What you should do:
Every line with "renovables" in it must be copied from the data.

(Data extracted from a collection)
.....

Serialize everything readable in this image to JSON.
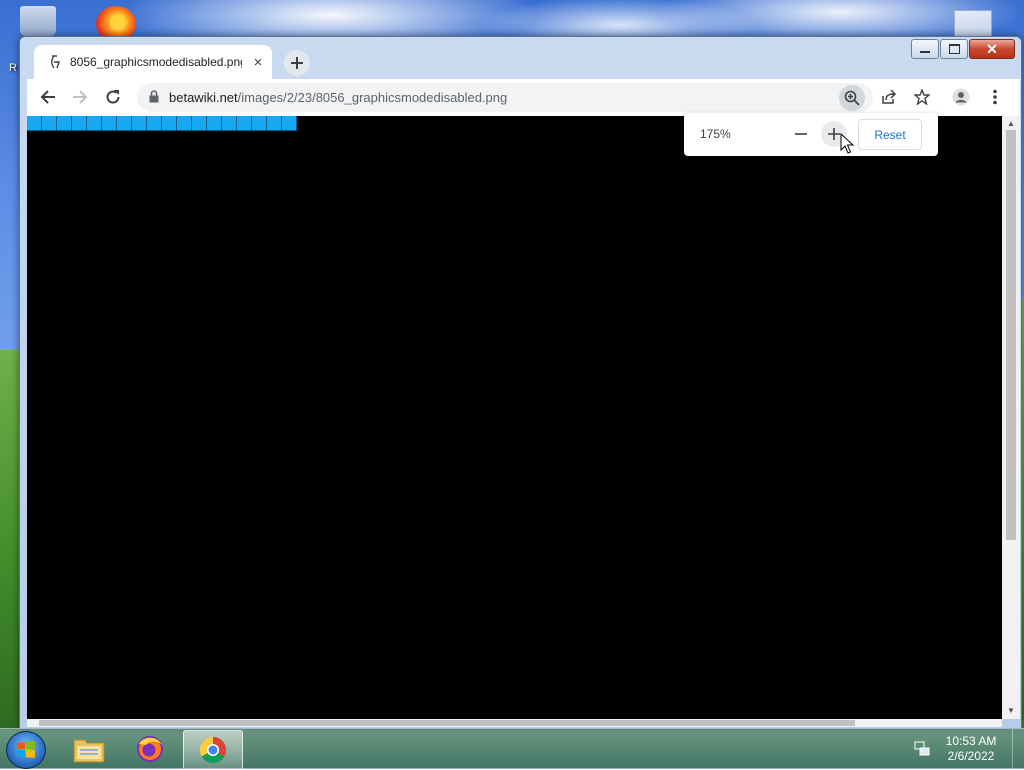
{
  "desktop": {
    "left_label": "R"
  },
  "browser": {
    "tab": {
      "title": "8056_graphicsmodedisabled.png",
      "close_symbol": "×"
    },
    "new_tab_symbol": "+",
    "address": {
      "host": "betawiki.net",
      "path": "/images/2/23/8056_graphicsmodedisabled.png"
    },
    "zoom_bubble": {
      "level": "175%",
      "reset_label": "Reset"
    },
    "content": {
      "background_color": "#000000",
      "block_color": "#16a8f0",
      "block_count": 18
    },
    "icons": [
      "back-arrow-icon",
      "forward-arrow-icon",
      "reload-icon",
      "lock-icon",
      "zoom-icon",
      "share-icon",
      "star-icon",
      "profile-icon",
      "menu-icon"
    ]
  },
  "window_controls": {
    "close_symbol": "✕"
  },
  "taskbar": {
    "apps": [
      "windows-explorer",
      "firefox",
      "chrome"
    ],
    "clock": {
      "time": "10:53 AM",
      "date": "2/6/2022"
    }
  }
}
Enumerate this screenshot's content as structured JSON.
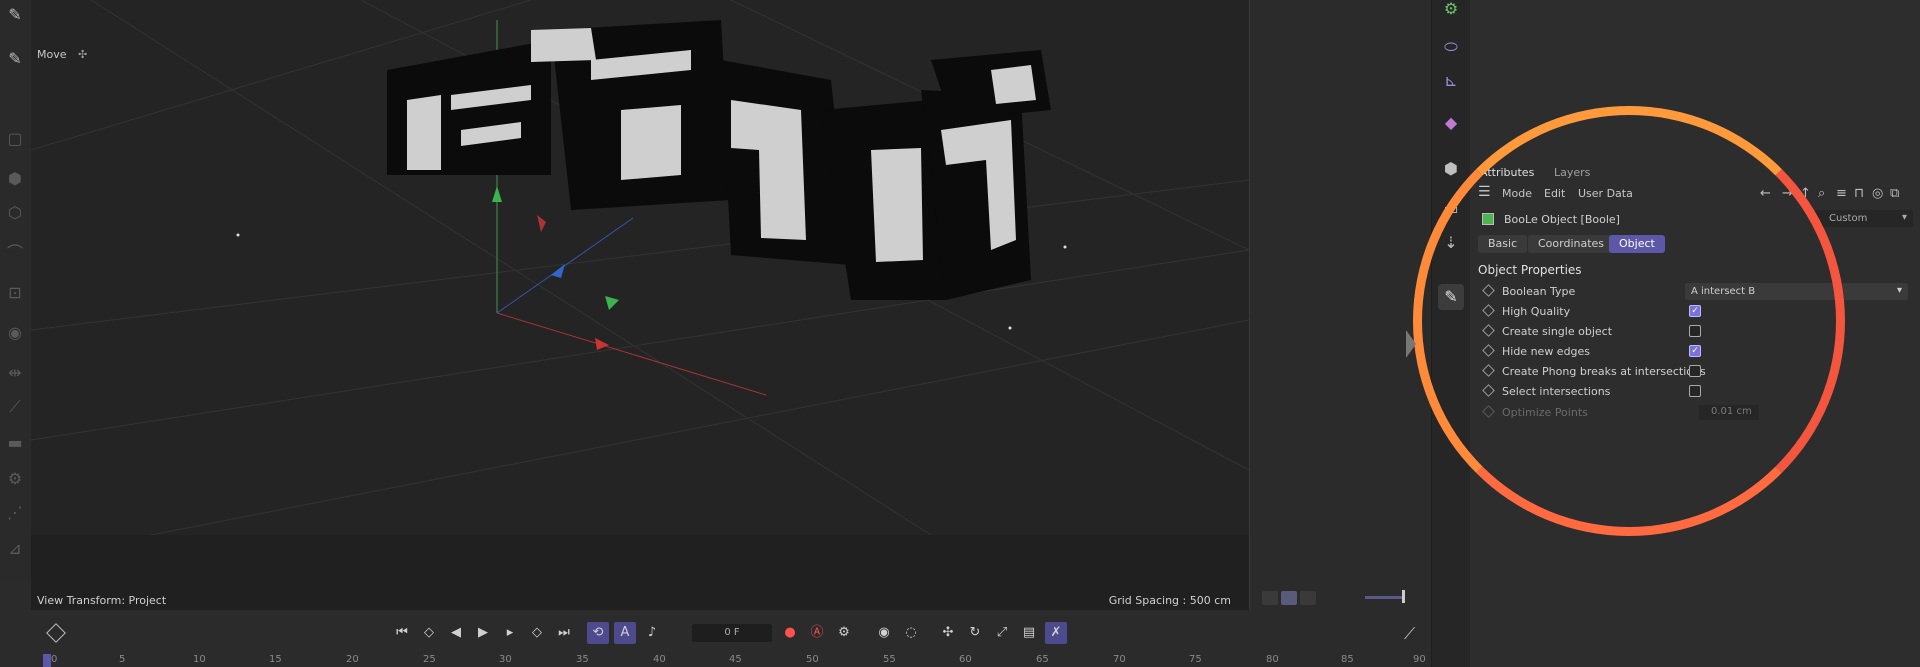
{
  "viewport": {
    "mode_label": "Move",
    "view_transform": "View Transform: Project",
    "grid_spacing": "Grid Spacing : 500 cm"
  },
  "attributes": {
    "tabs": [
      "Attributes",
      "Layers"
    ],
    "menu": [
      "Mode",
      "Edit",
      "User Data"
    ],
    "object_title": "BooLe Object [Boole]",
    "custom_label": "Custom",
    "property_tabs": [
      "Basic",
      "Coordinates",
      "Object"
    ],
    "active_tab": "Object",
    "section_title": "Object Properties",
    "boolean_type_label": "Boolean Type",
    "boolean_type_value": "A intersect B",
    "properties": [
      {
        "label": "High Quality",
        "checked": true
      },
      {
        "label": "Create single object",
        "checked": false
      },
      {
        "label": "Hide new edges",
        "checked": true
      },
      {
        "label": "Create Phong breaks at intersections",
        "checked": false
      },
      {
        "label": "Select intersections",
        "checked": false
      }
    ],
    "optimize_points_label": "Optimize Points",
    "optimize_points_value": "0.01 cm"
  },
  "timeline": {
    "current_frame": "0 F",
    "ticks": [
      "0",
      "5",
      "10",
      "15",
      "20",
      "25",
      "30",
      "35",
      "40",
      "45",
      "50",
      "55",
      "60",
      "65",
      "70",
      "75",
      "80",
      "85",
      "90"
    ]
  },
  "colors": {
    "accent": "#5c57a8",
    "highlight": "#ff7a45"
  }
}
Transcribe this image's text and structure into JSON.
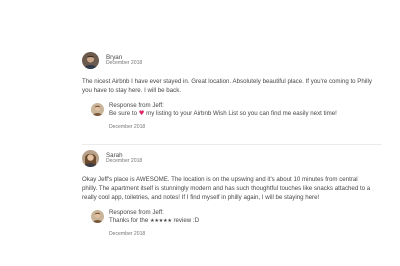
{
  "reviews": [
    {
      "name": "Bryan",
      "date": "December 2018",
      "text": "The nicest Airbnb I have ever stayed in. Great location. Absolutely beautiful place. If you're coming to Philly you have to stay here. I will be back.",
      "response": {
        "title": "Response from Jeff:",
        "text_before": "Be sure to",
        "heart_icon": "heart-icon",
        "text_after": "my listing to your Airbnb Wish List so you can find me easily next time!",
        "date": "December 2018"
      }
    },
    {
      "name": "Sarah",
      "date": "December 2018",
      "text": "Okay Jeff's place is AWESOME. The location is on the upswing and it's about 10 minutes from central philly. The apartment itself is stunningly modern and has such thoughtful touches like snacks attached to a really cool app, toiletries, and notes! If I find myself in philly again, I will be staying here!",
      "response": {
        "title": "Response from Jeff:",
        "text_before": "Thanks for the",
        "stars": "★★★★★",
        "text_after": "review :D",
        "date": "December 2018"
      }
    }
  ],
  "colors": {
    "text": "#484848",
    "muted": "#767676",
    "heart": "#e0245e",
    "divider": "#ebebeb"
  }
}
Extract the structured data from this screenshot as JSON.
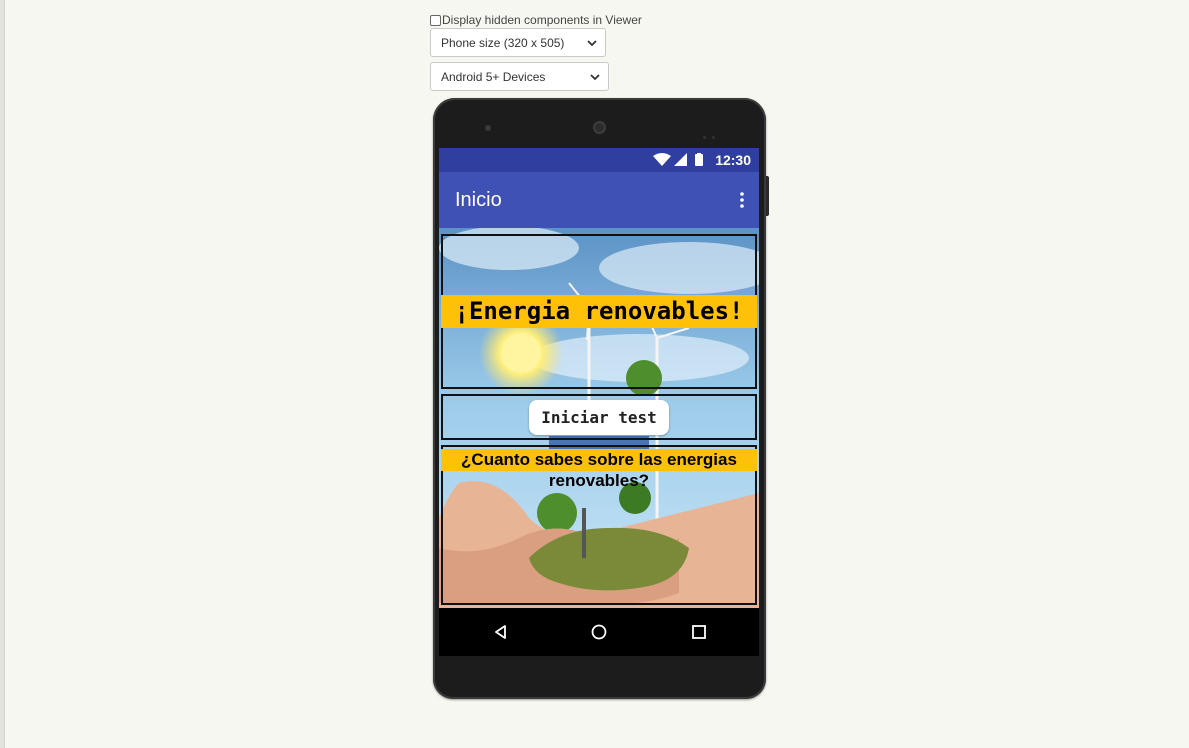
{
  "viewer_options": {
    "hidden_components_label": "Display hidden components in Viewer",
    "hidden_components_checked": false,
    "screen_size_select": "Phone size (320 x 505)",
    "device_theme_select": "Android 5+ Devices"
  },
  "status_bar": {
    "time": "12:30",
    "icons": [
      "wifi-icon",
      "signal-icon",
      "battery-icon"
    ]
  },
  "app_bar": {
    "title": "Inicio",
    "menu_icon": "overflow-menu-icon"
  },
  "content": {
    "title_banner": "¡Energia renovables!",
    "start_button": "Iniciar test",
    "question_banner": "¿Cuanto sabes sobre las energias renovables?"
  },
  "nav_bar": {
    "icons": [
      "back-icon",
      "home-icon",
      "recents-icon"
    ]
  },
  "colors": {
    "status_bar": "#303f9f",
    "app_bar": "#3f51b5",
    "banner": "#ffc107",
    "page_background": "#f7f7f2"
  }
}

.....

Exercise solution:
    "title_banner": "¡Energia renovables!",
    "question_banner": "¿Cuanto sabes sobre las energias renovables?"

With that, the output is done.